Last year we tipped our hat to Maple, a startup kitchen providing delivery-only service, as an example of a restaurant concept deftly using data. Look no further than this example of theirs:
The current gold standard for zipping patrons through a lunch line (what the industry calls “throughput”) is Chipotle. According to its 2014 annual report, Chipotle manages to serve 300 meals per hour—a transaction every 12 seconds—at its best-performing locations, and the chain is so obsessed with its productivity that it assigns employees efficiency roles with names like “linebacker.”
When Maple launched its first location in April, it served around 50 meals per hour at peak times. Less than a year later, on average it is now serving 800 meals per hour from each of its four kitchens.
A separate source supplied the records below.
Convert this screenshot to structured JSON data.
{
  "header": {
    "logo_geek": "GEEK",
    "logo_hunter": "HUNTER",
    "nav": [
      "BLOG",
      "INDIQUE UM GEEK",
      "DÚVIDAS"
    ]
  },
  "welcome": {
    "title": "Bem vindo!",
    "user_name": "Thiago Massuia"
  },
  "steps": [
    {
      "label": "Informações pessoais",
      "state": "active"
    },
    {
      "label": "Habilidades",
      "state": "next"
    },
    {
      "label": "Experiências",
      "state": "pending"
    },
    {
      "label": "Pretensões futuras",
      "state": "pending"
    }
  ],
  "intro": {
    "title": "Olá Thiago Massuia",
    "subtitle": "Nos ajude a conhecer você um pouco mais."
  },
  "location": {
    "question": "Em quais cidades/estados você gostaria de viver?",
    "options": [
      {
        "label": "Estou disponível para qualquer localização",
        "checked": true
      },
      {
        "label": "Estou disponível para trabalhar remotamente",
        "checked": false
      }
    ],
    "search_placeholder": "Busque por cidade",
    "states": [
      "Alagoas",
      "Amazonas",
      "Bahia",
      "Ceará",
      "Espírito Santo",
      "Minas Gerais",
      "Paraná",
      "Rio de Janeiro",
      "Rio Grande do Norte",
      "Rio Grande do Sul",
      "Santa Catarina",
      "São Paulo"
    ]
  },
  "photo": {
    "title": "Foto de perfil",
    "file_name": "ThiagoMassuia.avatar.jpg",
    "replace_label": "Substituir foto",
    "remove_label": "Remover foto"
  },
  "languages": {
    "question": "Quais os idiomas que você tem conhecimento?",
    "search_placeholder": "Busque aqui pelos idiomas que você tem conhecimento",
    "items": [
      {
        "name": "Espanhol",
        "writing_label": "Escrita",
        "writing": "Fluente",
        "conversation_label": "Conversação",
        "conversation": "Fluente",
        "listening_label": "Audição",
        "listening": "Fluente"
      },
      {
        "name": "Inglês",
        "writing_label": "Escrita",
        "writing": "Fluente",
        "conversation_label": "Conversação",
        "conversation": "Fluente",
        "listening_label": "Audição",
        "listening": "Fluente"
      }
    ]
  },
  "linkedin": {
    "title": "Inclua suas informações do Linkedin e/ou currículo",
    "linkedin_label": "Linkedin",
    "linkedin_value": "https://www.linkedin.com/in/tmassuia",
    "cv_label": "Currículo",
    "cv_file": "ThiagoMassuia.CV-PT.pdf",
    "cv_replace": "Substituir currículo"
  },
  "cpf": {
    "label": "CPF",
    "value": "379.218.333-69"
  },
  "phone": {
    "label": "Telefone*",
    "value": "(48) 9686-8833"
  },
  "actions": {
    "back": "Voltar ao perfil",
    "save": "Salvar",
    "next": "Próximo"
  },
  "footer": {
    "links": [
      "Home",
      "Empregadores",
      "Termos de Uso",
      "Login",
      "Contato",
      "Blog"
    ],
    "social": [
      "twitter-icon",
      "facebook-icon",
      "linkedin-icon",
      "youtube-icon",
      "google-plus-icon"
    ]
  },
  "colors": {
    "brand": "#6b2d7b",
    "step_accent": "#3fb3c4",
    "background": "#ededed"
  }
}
A few days before I visited in February, it had set a new record: 1,100 meals cooked and delivered in one hour.
Maple was able to generate such impressive operational numbers because it was run by people from outside the restaurant industry who understood and valued data. Former investment bankers, consultants, and a team of engineers.
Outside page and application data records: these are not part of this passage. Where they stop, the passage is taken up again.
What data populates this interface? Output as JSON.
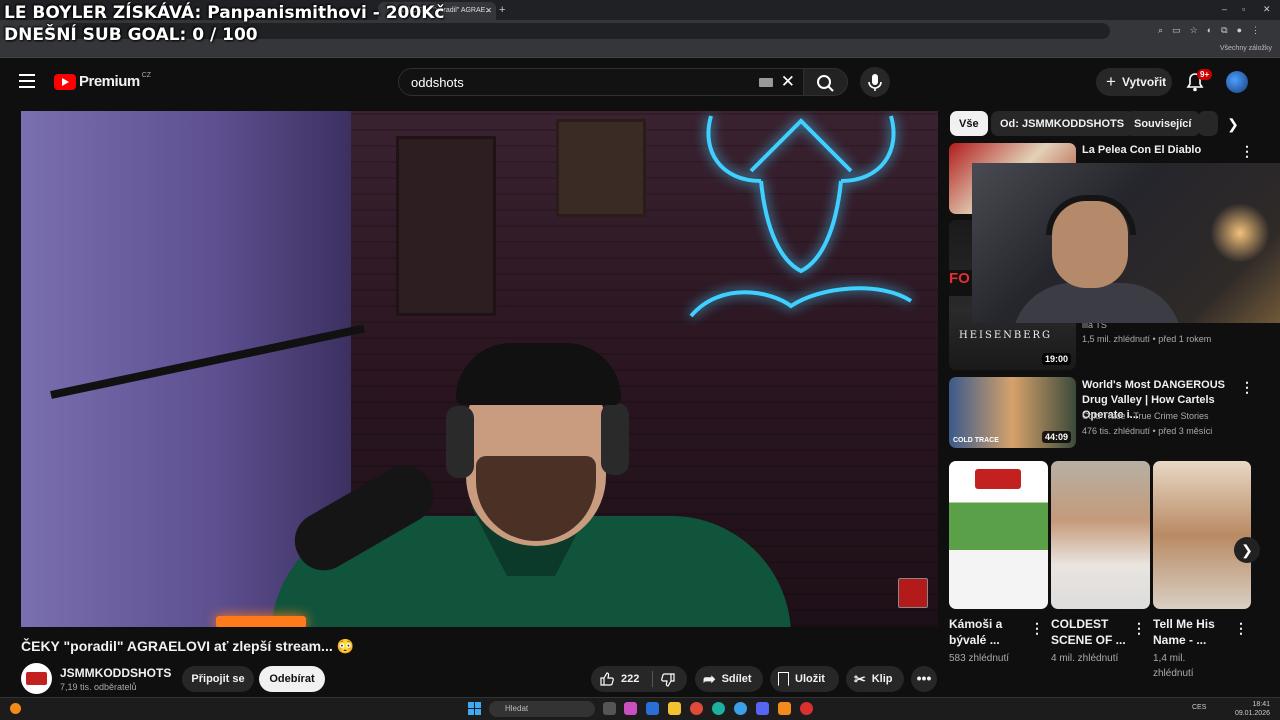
{
  "stream_overlay": {
    "line1": "LE BOYLER ZÍSKÁVÁ: Panpanismithovi - 200Kč",
    "line2": "DNEŠNÍ SUB GOAL: 0 / 100"
  },
  "browser": {
    "active_tab_title": "(13) ČEKY \"poradil\" AGRAE...",
    "bookmarks_all": "Všechny záložky"
  },
  "header": {
    "brand": "Premium",
    "country": "CZ",
    "search_value": "oddshots",
    "create_label": "Vytvořit",
    "notification_count": "9+"
  },
  "video": {
    "title": "ČEKY \"poradil\" AGRAELOVI ať zlepší stream... 😳",
    "channel_name": "JSMMKODDSHOTS",
    "channel_subs": "7,19 tis. odběratelů",
    "join_label": "Připojit se",
    "subscribe_label": "Odebírat",
    "likes": "222",
    "share_label": "Sdílet",
    "save_label": "Uložit",
    "clip_label": "Klip",
    "more_label": "•••"
  },
  "chips": [
    {
      "label": "Vše",
      "active": true
    },
    {
      "label": "Od: JSMMKODDSHOTS",
      "active": false
    },
    {
      "label": "Související",
      "active": false
    }
  ],
  "recommendations": [
    {
      "title": "La Pelea Con El Diablo",
      "meta1": "",
      "meta2": ""
    },
    {
      "title": "",
      "channel": "illa TS",
      "meta2": "1,5 mil. zhlédnutí • před 1 rokem",
      "duration": "19:00"
    },
    {
      "title": "World's Most DANGEROUS Drug Valley | How Cartels Operate i...",
      "channel": "Cold Trace - True Crime Stories",
      "meta2": "476 tis. zhlédnutí • před 3 měsíci",
      "duration": "44:09"
    }
  ],
  "shorts": [
    {
      "title": "Kámoši a bývalé ...",
      "views": "583 zhlédnutí"
    },
    {
      "title": "COLDEST SCENE OF ...",
      "views": "4 mil. zhlédnutí"
    },
    {
      "title": "Tell Me His Name - ...",
      "views": "1,4 mil. zhlédnutí"
    }
  ],
  "thumb_text": {
    "heisenberg": "HEISENBERG",
    "cold_trace": "COLD TRACE"
  },
  "taskbar": {
    "search_placeholder": "Hledat",
    "lang": "CES",
    "time": "18:41",
    "date": "09.01.2026"
  },
  "colors": {
    "accent_red": "#ff0000",
    "background": "#0f0f0f",
    "chip_bg": "#272727"
  }
}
We recently read the news that Maple is suspending service after raising over $50MM.
How could such a high flier fall so far, so fast? Were we wrong in our praise?
Luckily leaked financials will lead us to some answers.
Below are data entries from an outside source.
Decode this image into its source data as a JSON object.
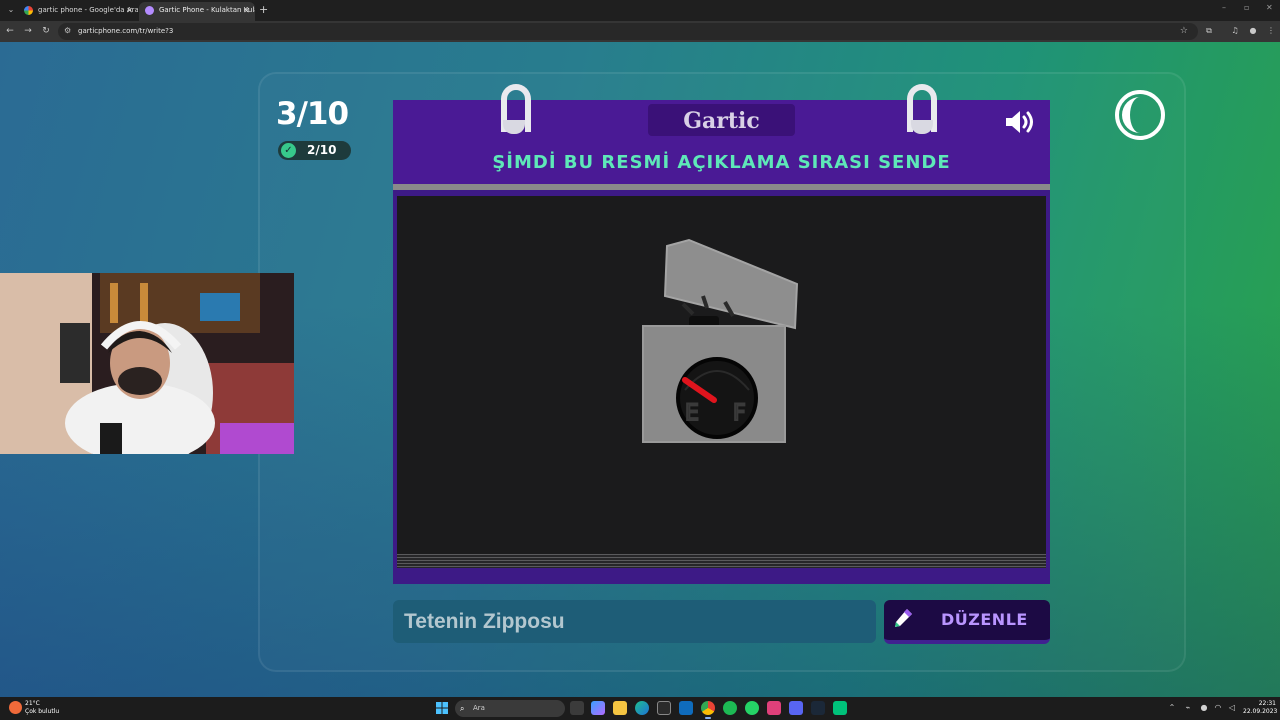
{
  "browser": {
    "tabs": [
      {
        "title": "gartic phone - Google'da Ara",
        "active": false
      },
      {
        "title": "Gartic Phone - Kulaktan Kulağa",
        "active": true
      }
    ],
    "url": "garticphone.com/tr/write?3"
  },
  "game": {
    "logo": "Gartic",
    "round": "3/10",
    "done_count": "2/10",
    "prompt": "ŞİMDİ BU RESMİ AÇIKLAMA SIRASI SENDE",
    "answer_value": "Tetenin Zipposu",
    "edit_button_label": "DÜZENLE",
    "colors": {
      "notebook": "#4a1a95",
      "prompt_text": "#5ee8b8",
      "canvas": "#1b1b1c",
      "edit_label": "#b995ff"
    },
    "drawing": {
      "description_icon": "lighter-with-fuel-gauge-drawing",
      "gauge_letters": [
        "E",
        "F"
      ]
    }
  },
  "taskbar": {
    "weather_temp": "21°C",
    "weather_condition": "Çok bulutlu",
    "search_placeholder": "Ara",
    "time": "22:31",
    "date": "22.09.2023"
  }
}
Here’s a chart of Maple’s expenses for 2015 and early 2016. You can see that they were barely breaking even in March (the “now”) of 2016.
But there were still nagging issues. Look at Maple’s financial projections to see why:
Food waste was nearly 45% of food costs in 2015 and is still projected to be 20% of food costs looking into the future. Labor is also exceptionally high when you add in corporate payroll, hub-level labor costs and another slush fund that might hide labor dollars: city level operating costs. Marketing is also a staggering expense, running at 20% of revenue.
Maple was offering its meals at a fixed price, which included tax, tip and delivery, but eventually changed course and added a $1.95 delivery fee to each order. Was this a harbinger for their underlying problems?
Foodservice businesses have thin margins as it is. It’s also an incredibly saturated landscape where consumer loyalty is fickle, and an endless list of substitutes sits a few taps away on your smartphone.
Maple’s biggest mistake, however, was taking too many investor dollars. Their aggressive marketing spend and rapid growth made forecasted demand impossible, even with their advanced machine learning capabilities. This uncomfortable fact cascaded through their operations, manifesting itself as higher labor costs and unsustainable food waste. Add to this that delivery services are still not economic (and probably won’t be until you can use third world rickshaw drivers or autonomous vehicles) and you have a time bomb on your hands.
Maple’s swan song was heavily influenced by market maturity because they had the talent and available capital: they just put them to work on the wrong things at the wrong time, making customer acquisition costs too high to turn a profit. If delivery services were economic (ie autonomous vehicles were widely available) would we still be having this discussion?
Life is about timing, and Maple may have only been guilty of getting that wrong.